#### RECORDS FOR THIS TASK
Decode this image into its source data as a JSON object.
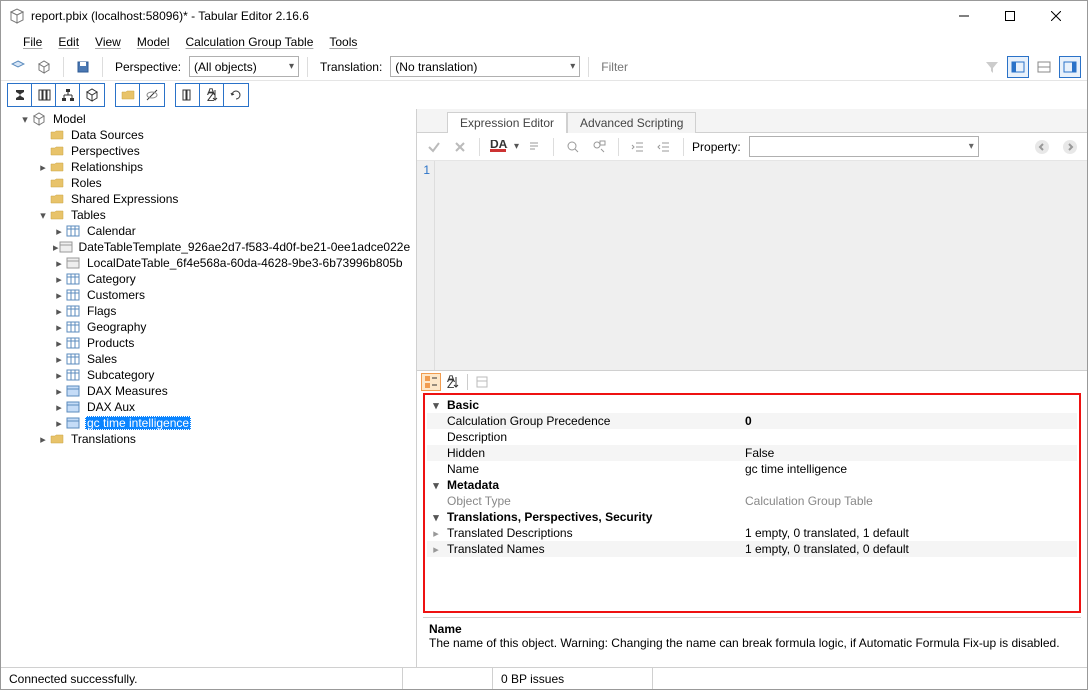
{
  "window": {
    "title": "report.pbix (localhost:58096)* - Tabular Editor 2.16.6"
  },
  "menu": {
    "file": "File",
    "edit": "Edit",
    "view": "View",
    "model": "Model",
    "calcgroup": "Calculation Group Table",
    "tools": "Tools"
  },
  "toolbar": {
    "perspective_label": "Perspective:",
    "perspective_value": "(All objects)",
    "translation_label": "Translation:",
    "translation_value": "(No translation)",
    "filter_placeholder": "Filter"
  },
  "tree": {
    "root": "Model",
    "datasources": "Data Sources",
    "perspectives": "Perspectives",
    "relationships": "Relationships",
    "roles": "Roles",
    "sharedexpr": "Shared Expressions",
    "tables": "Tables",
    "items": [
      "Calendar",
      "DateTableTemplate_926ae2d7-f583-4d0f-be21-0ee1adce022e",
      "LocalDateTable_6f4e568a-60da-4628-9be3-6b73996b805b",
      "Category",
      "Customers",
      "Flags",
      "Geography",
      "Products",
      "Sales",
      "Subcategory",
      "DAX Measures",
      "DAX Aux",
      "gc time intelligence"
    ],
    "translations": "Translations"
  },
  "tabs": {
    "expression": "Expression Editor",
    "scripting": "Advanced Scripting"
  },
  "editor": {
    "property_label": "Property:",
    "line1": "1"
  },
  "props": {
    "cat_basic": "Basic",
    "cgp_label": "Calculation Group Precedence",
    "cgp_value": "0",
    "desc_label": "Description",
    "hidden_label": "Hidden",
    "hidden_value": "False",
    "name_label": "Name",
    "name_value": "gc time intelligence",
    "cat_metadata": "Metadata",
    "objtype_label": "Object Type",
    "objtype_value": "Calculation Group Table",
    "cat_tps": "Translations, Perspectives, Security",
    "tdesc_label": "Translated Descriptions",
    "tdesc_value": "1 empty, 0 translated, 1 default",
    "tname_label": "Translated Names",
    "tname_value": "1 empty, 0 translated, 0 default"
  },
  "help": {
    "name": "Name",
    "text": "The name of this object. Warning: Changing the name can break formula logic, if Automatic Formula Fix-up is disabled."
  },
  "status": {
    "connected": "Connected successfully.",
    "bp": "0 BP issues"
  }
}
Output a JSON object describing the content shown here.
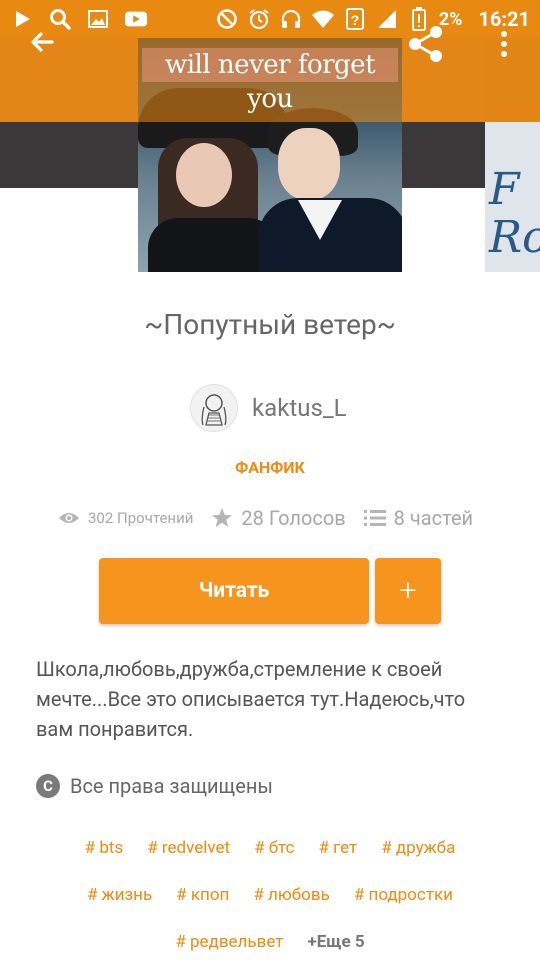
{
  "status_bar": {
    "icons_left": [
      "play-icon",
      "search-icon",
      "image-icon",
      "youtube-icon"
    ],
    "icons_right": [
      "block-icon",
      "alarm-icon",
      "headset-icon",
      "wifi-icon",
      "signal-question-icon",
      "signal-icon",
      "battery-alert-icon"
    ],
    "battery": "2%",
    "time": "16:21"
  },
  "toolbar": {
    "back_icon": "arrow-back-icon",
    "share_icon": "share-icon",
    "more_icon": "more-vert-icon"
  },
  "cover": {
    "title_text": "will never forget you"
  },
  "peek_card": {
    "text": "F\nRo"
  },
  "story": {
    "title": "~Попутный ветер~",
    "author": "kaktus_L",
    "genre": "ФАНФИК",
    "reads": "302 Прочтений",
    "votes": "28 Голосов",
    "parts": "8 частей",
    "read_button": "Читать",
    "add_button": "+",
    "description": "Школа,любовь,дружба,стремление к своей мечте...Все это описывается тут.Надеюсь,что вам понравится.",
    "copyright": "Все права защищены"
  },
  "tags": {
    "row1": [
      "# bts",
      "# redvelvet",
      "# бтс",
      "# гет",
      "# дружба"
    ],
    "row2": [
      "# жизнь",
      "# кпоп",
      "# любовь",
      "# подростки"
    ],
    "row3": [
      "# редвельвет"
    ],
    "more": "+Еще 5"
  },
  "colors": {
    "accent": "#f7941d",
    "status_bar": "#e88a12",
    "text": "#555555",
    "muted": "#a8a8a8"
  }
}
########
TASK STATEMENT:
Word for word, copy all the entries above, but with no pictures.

TASK RESULT:
Decode this image into its source data as a JSON object.
{
  "window": {
    "title": "report.pbix (localhost:58096)* - Tabular Editor 2.16.6"
  },
  "menu": {
    "file": "File",
    "edit": "Edit",
    "view": "View",
    "model": "Model",
    "calcgroup": "Calculation Group Table",
    "tools": "Tools"
  },
  "toolbar": {
    "perspective_label": "Perspective:",
    "perspective_value": "(All objects)",
    "translation_label": "Translation:",
    "translation_value": "(No translation)",
    "filter_placeholder": "Filter"
  },
  "tree": {
    "root": "Model",
    "datasources": "Data Sources",
    "perspectives": "Perspectives",
    "relationships": "Relationships",
    "roles": "Roles",
    "sharedexpr": "Shared Expressions",
    "tables": "Tables",
    "items": [
      "Calendar",
      "DateTableTemplate_926ae2d7-f583-4d0f-be21-0ee1adce022e",
      "LocalDateTable_6f4e568a-60da-4628-9be3-6b73996b805b",
      "Category",
      "Customers",
      "Flags",
      "Geography",
      "Products",
      "Sales",
      "Subcategory",
      "DAX Measures",
      "DAX Aux",
      "gc time intelligence"
    ],
    "translations": "Translations"
  },
  "tabs": {
    "expression": "Expression Editor",
    "scripting": "Advanced Scripting"
  },
  "editor": {
    "property_label": "Property:",
    "line1": "1"
  },
  "props": {
    "cat_basic": "Basic",
    "cgp_label": "Calculation Group Precedence",
    "cgp_value": "0",
    "desc_label": "Description",
    "hidden_label": "Hidden",
    "hidden_value": "False",
    "name_label": "Name",
    "name_value": "gc time intelligence",
    "cat_metadata": "Metadata",
    "objtype_label": "Object Type",
    "objtype_value": "Calculation Group Table",
    "cat_tps": "Translations, Perspectives, Security",
    "tdesc_label": "Translated Descriptions",
    "tdesc_value": "1 empty, 0 translated, 1 default",
    "tname_label": "Translated Names",
    "tname_value": "1 empty, 0 translated, 0 default"
  },
  "help": {
    "name": "Name",
    "text": "The name of this object. Warning: Changing the name can break formula logic, if Automatic Formula Fix-up is disabled."
  },
  "status": {
    "connected": "Connected successfully.",
    "bp": "0 BP issues"
  }
}
Output a JSON object describing the content shown here.
{
  "status_bar": {
    "icons_left": [
      "play-icon",
      "search-icon",
      "image-icon",
      "youtube-icon"
    ],
    "icons_right": [
      "block-icon",
      "alarm-icon",
      "headset-icon",
      "wifi-icon",
      "signal-question-icon",
      "signal-icon",
      "battery-alert-icon"
    ],
    "battery": "2%",
    "time": "16:21"
  },
  "toolbar": {
    "back_icon": "arrow-back-icon",
    "share_icon": "share-icon",
    "more_icon": "more-vert-icon"
  },
  "cover": {
    "title_text": "will never forget you"
  },
  "peek_card": {
    "text": "F\nRo"
  },
  "story": {
    "title": "~Попутный ветер~",
    "author": "kaktus_L",
    "genre": "ФАНФИК",
    "reads": "302 Прочтений",
    "votes": "28 Голосов",
    "parts": "8 частей",
    "read_button": "Читать",
    "add_button": "+",
    "description": "Школа,любовь,дружба,стремление к своей мечте...Все это описывается тут.Надеюсь,что вам понравится.",
    "copyright": "Все права защищены"
  },
  "tags": {
    "row1": [
      "# bts",
      "# redvelvet",
      "# бтс",
      "# гет",
      "# дружба"
    ],
    "row2": [
      "# жизнь",
      "# кпоп",
      "# любовь",
      "# подростки"
    ],
    "row3": [
      "# редвельвет"
    ],
    "more": "+Еще 5"
  },
  "colors": {
    "accent": "#f7941d",
    "status_bar": "#e88a12",
    "text": "#555555",
    "muted": "#a8a8a8"
  }
}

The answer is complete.